:: What is required ::
Using the records beneath, say how many lines contain the word "AgentChud", without comment.

:: Provided material ::
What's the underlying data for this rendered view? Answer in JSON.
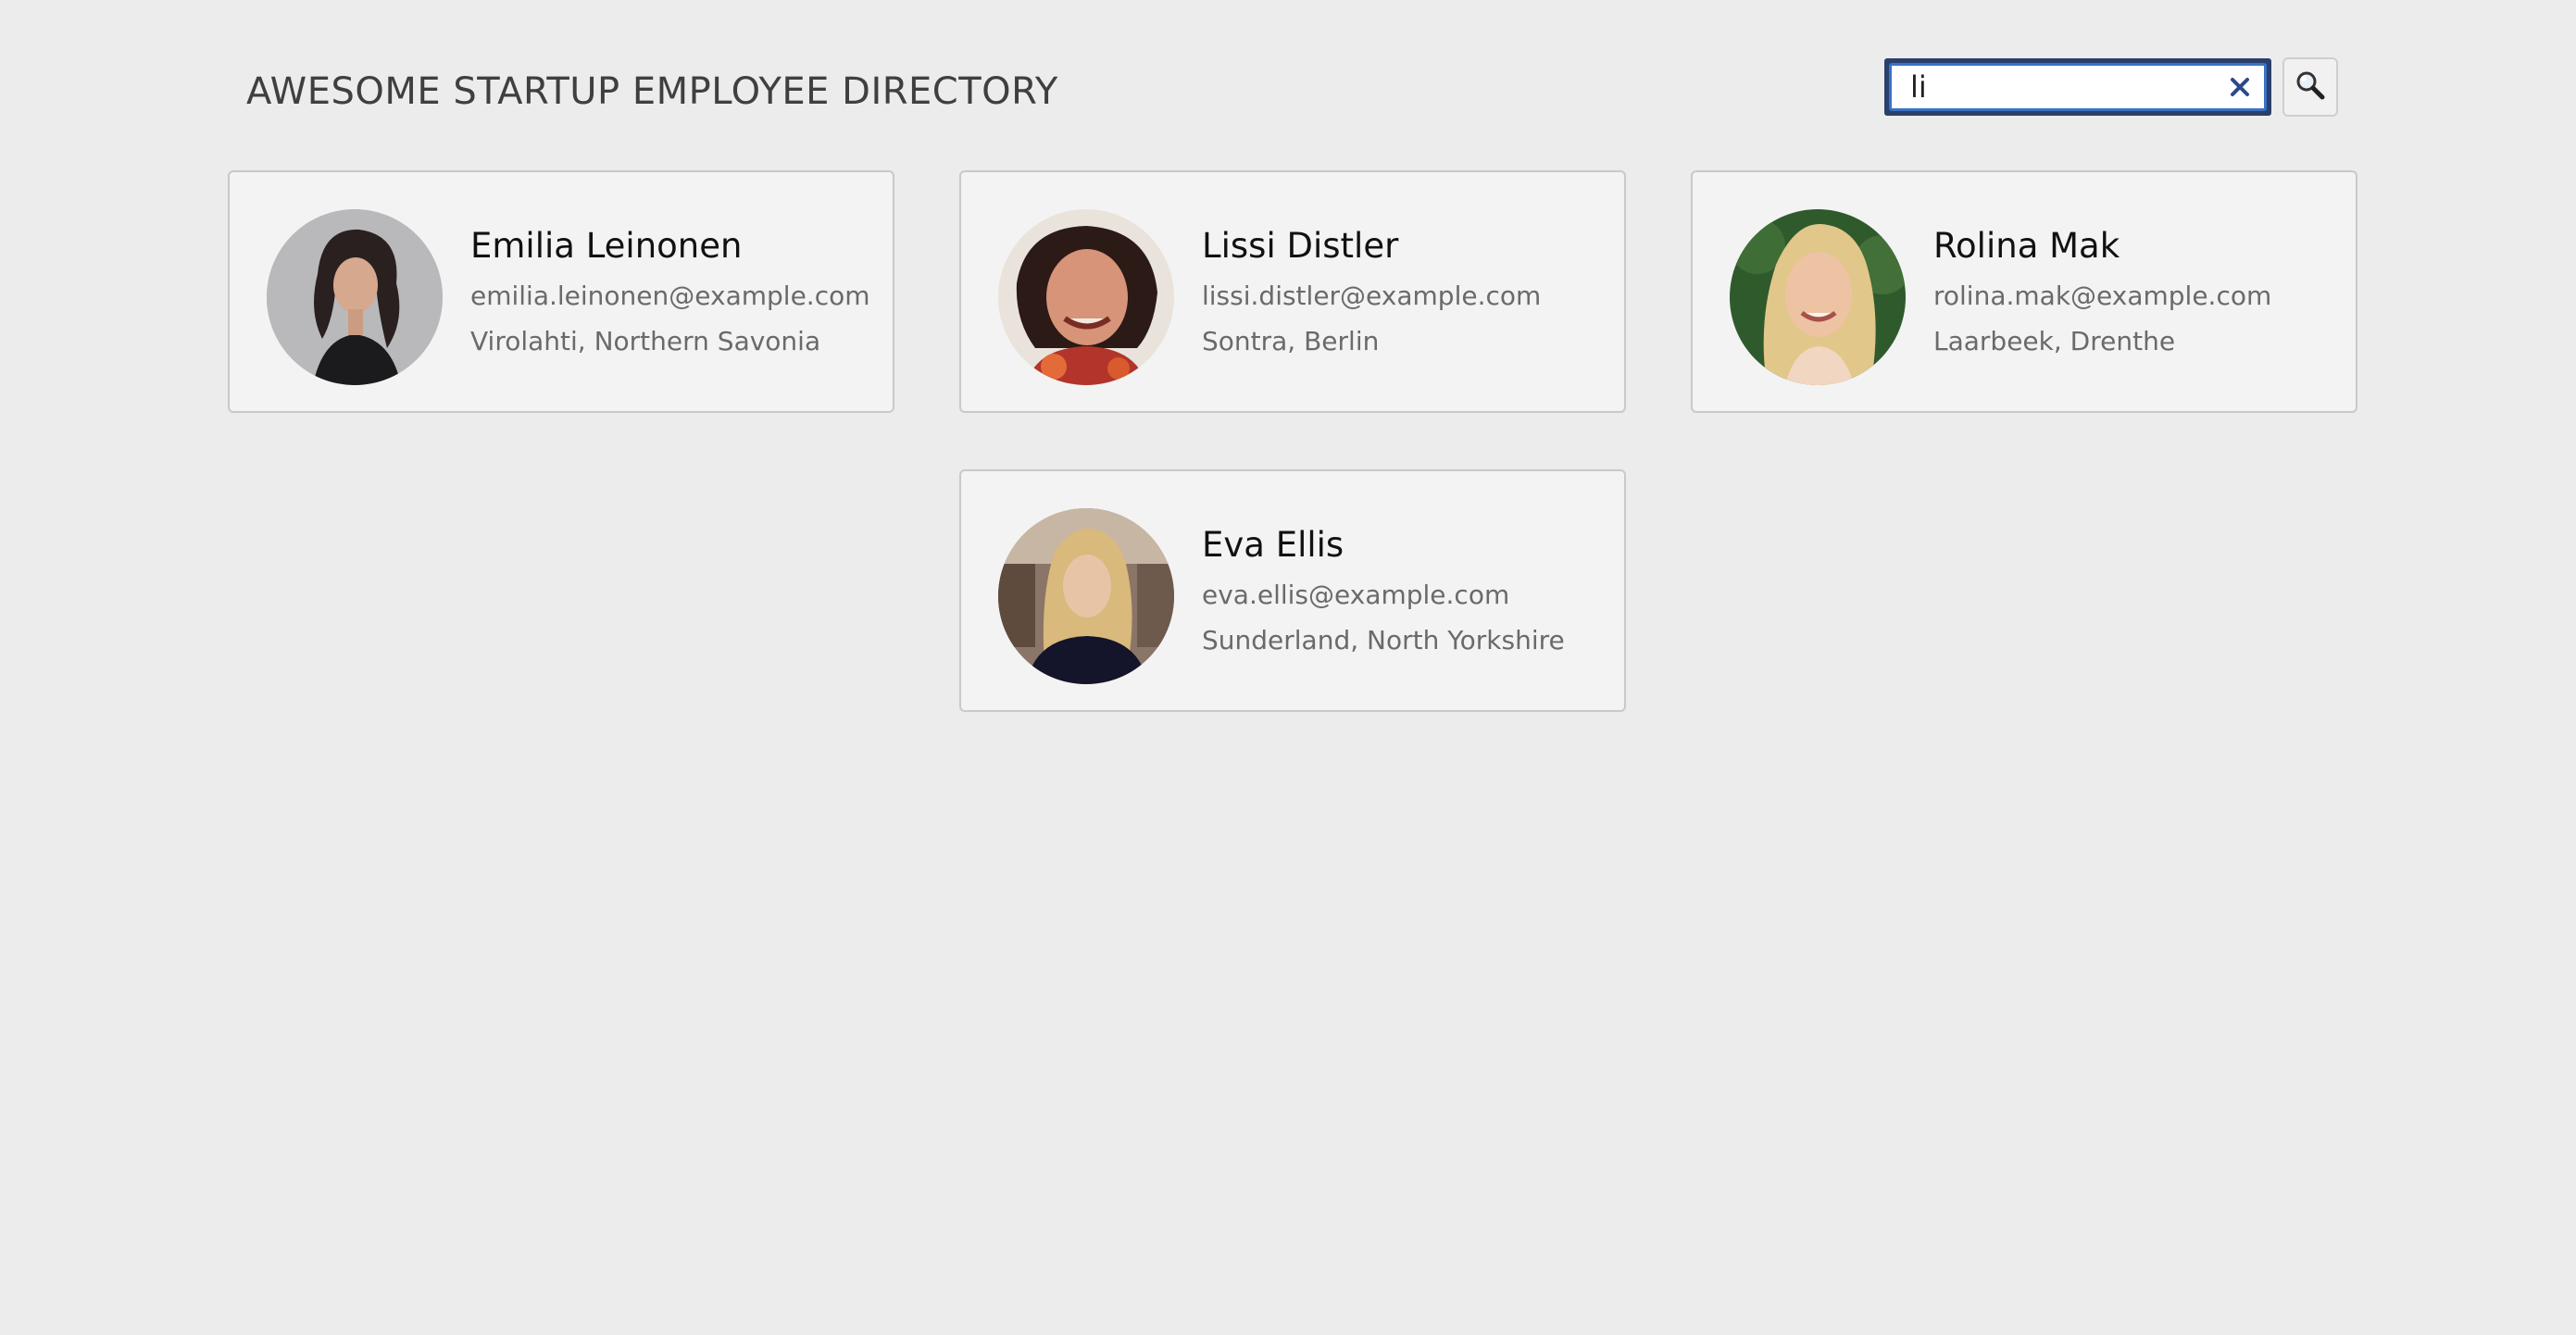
{
  "header": {
    "title": "AWESOME STARTUP EMPLOYEE DIRECTORY"
  },
  "search": {
    "value": "li",
    "clear_icon": "close-icon",
    "button_icon": "search-icon"
  },
  "colors": {
    "background": "#ececec",
    "card_background": "#f3f3f3",
    "search_border": "#2a3f6b",
    "clear_icon": "#2a4a8a"
  },
  "employees": [
    {
      "name": "Emilia Leinonen",
      "email": "emilia.leinonen@example.com",
      "location": "Virolahti, Northern Savonia"
    },
    {
      "name": "Lissi Distler",
      "email": "lissi.distler@example.com",
      "location": "Sontra, Berlin"
    },
    {
      "name": "Rolina Mak",
      "email": "rolina.mak@example.com",
      "location": "Laarbeek, Drenthe"
    },
    {
      "name": "Eva Ellis",
      "email": "eva.ellis@example.com",
      "location": "Sunderland, North Yorkshire"
    }
  ]
}
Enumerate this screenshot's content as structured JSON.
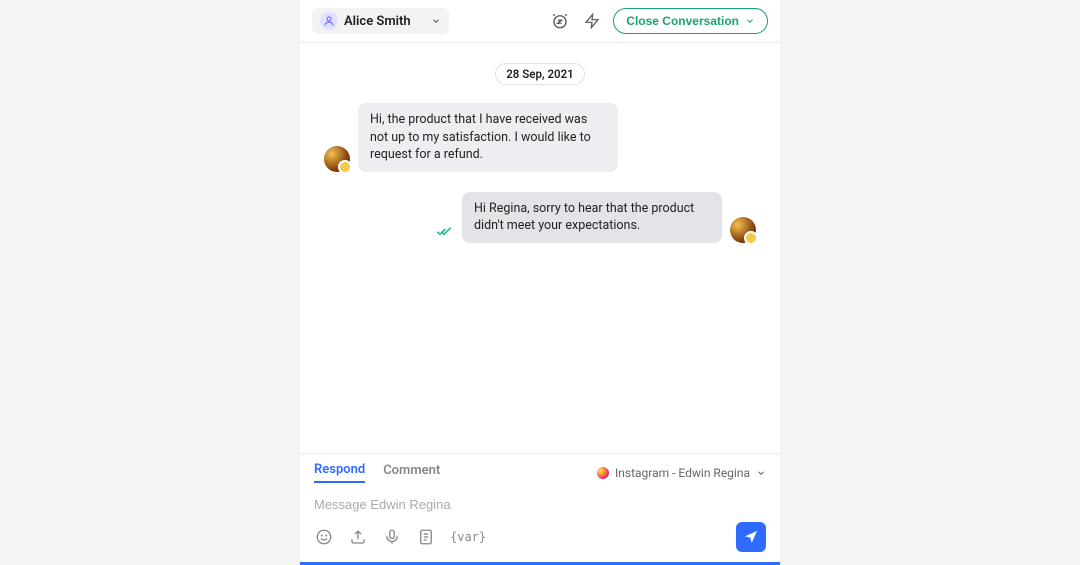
{
  "header": {
    "assignee_name": "Alice Smith",
    "close_label": "Close Conversation"
  },
  "conversation": {
    "date_label": "28 Sep, 2021",
    "messages": [
      {
        "side": "left",
        "text": "Hi, the product that I have received was not up to my satisfaction. I would like to request for a refund."
      },
      {
        "side": "right",
        "text": "Hi Regina, sorry to hear that the product didn't meet your expectations."
      }
    ]
  },
  "composer": {
    "tabs": {
      "respond": "Respond",
      "comment": "Comment"
    },
    "channel_label": "Instagram - Edwin Regina",
    "placeholder": "Message Edwin Regina",
    "var_label": "{var}"
  }
}
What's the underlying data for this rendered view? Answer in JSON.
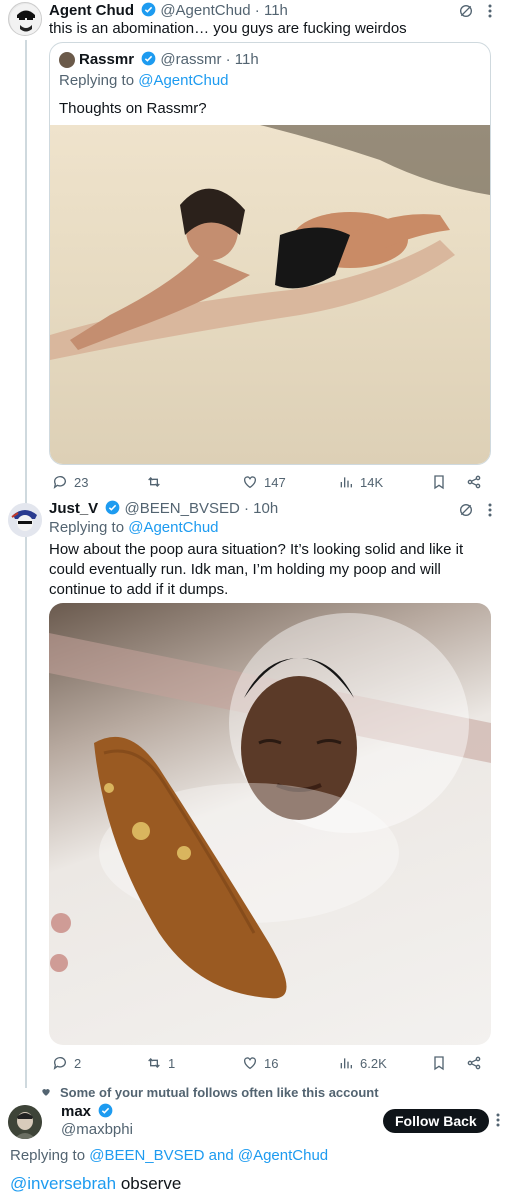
{
  "tweet1": {
    "name": "Agent Chud",
    "handle": "@AgentChud",
    "time": "· 11h",
    "text": "this is an abomination… you guys are fucking weirdos"
  },
  "quote": {
    "name": "Rassmr",
    "handle": "@rassmr",
    "time": "· 11h",
    "replying_prefix": "Replying to",
    "replying_handle": "@AgentChud",
    "text": "Thoughts on Rassmr?"
  },
  "tweet1_actions": {
    "replies": "23",
    "retweets": "",
    "likes": "147",
    "views": "14K"
  },
  "tweet2": {
    "name": "Just_V",
    "handle": "@BEEN_BVSED",
    "time": "· 10h",
    "replying_prefix": "Replying to",
    "replying_handle": "@AgentChud",
    "text_line1": "How about the poop aura situation? It’s looking solid and like it",
    "text_line2": "could eventually run. Idk man, I’m holding my poop and will",
    "text_line3": "continue to add if it dumps."
  },
  "tweet2_actions": {
    "replies": "2",
    "retweets": "1",
    "likes": "16",
    "views": "6.2K"
  },
  "suggestion": {
    "text": "Some of your mutual follows often like this account"
  },
  "tweet3": {
    "name": "max",
    "handle": "@maxbphi",
    "follow_label": "Follow Back",
    "replying_prefix": "Replying to",
    "replying_handles": "@BEEN_BVSED and @AgentChud",
    "mention": "@inversebrah",
    "text": " observe"
  },
  "colors": {
    "accent": "#1d9bf0",
    "muted": "#536471",
    "text": "#0f1419"
  }
}
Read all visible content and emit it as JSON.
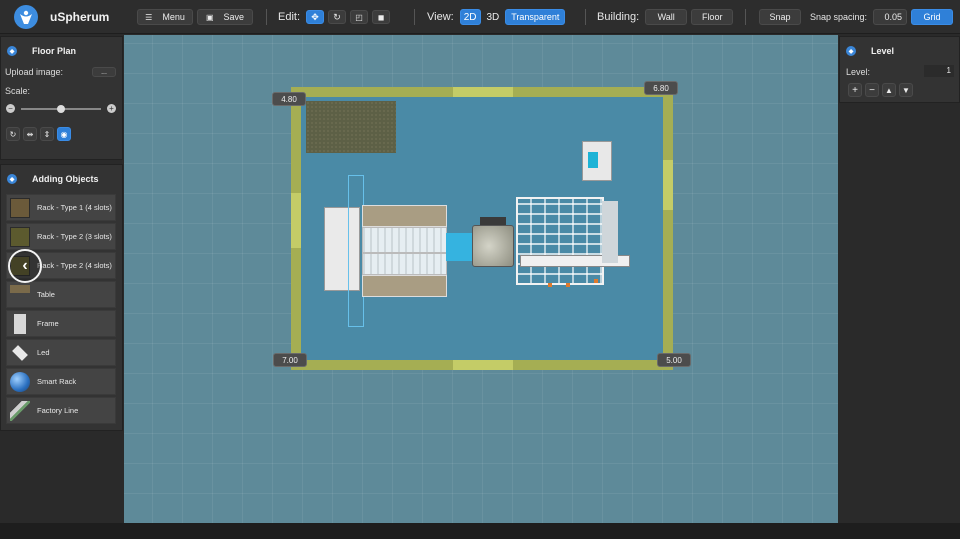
{
  "app": {
    "title": "uSpherum"
  },
  "toolbar": {
    "menu_label": "Menu",
    "save_label": "Save",
    "edit_label": "Edit:",
    "view_label": "View:",
    "view_2d": "2D",
    "view_3d": "3D",
    "transparent_label": "Transparent",
    "building_label": "Building:",
    "wall_label": "Wall",
    "floor_label": "Floor",
    "snap_label": "Snap",
    "snap_spacing_label": "Snap spacing:",
    "snap_spacing_value": "0.05",
    "grid_label": "Grid"
  },
  "floor_plan": {
    "title": "Floor Plan",
    "upload_label": "Upload image:",
    "upload_button": "...",
    "scale_label": "Scale:",
    "scale_minus": "−",
    "scale_plus": "+",
    "scale_value": 0.5
  },
  "adding_objects": {
    "title": "Adding Objects",
    "items": [
      {
        "label": "Rack - Type 1 (4 slots)"
      },
      {
        "label": "Rack - Type 2 (3 slots)"
      },
      {
        "label": "Rack - Type 2 (4 slots)"
      },
      {
        "label": "Table"
      },
      {
        "label": "Frame"
      },
      {
        "label": "Led"
      },
      {
        "label": "Smart Rack"
      },
      {
        "label": "Factory Line"
      }
    ]
  },
  "level": {
    "title": "Level",
    "level_label": "Level:",
    "level_value": "1"
  },
  "dimensions": {
    "top_left": "4.80",
    "top_right": "6.80",
    "bottom_left": "7.00",
    "bottom_right": "5.00"
  },
  "nav": {
    "prev": "‹",
    "next": "›"
  }
}
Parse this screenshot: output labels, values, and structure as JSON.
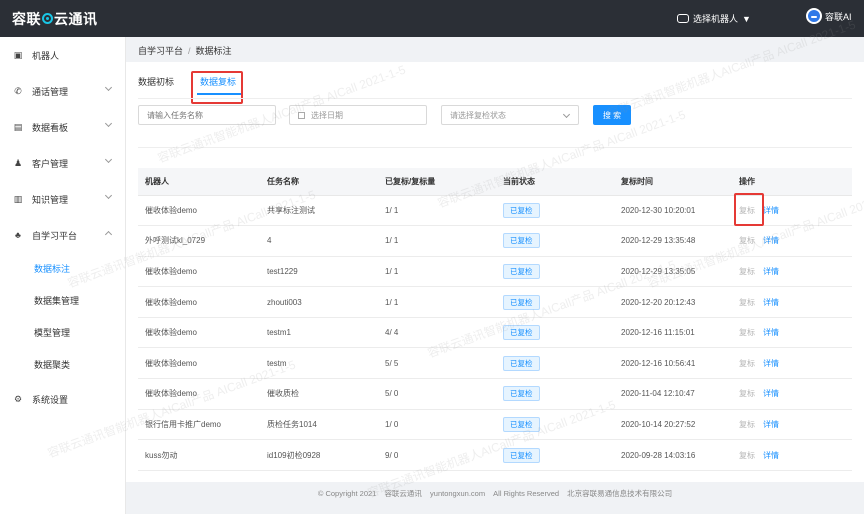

:: Problem solution ::
4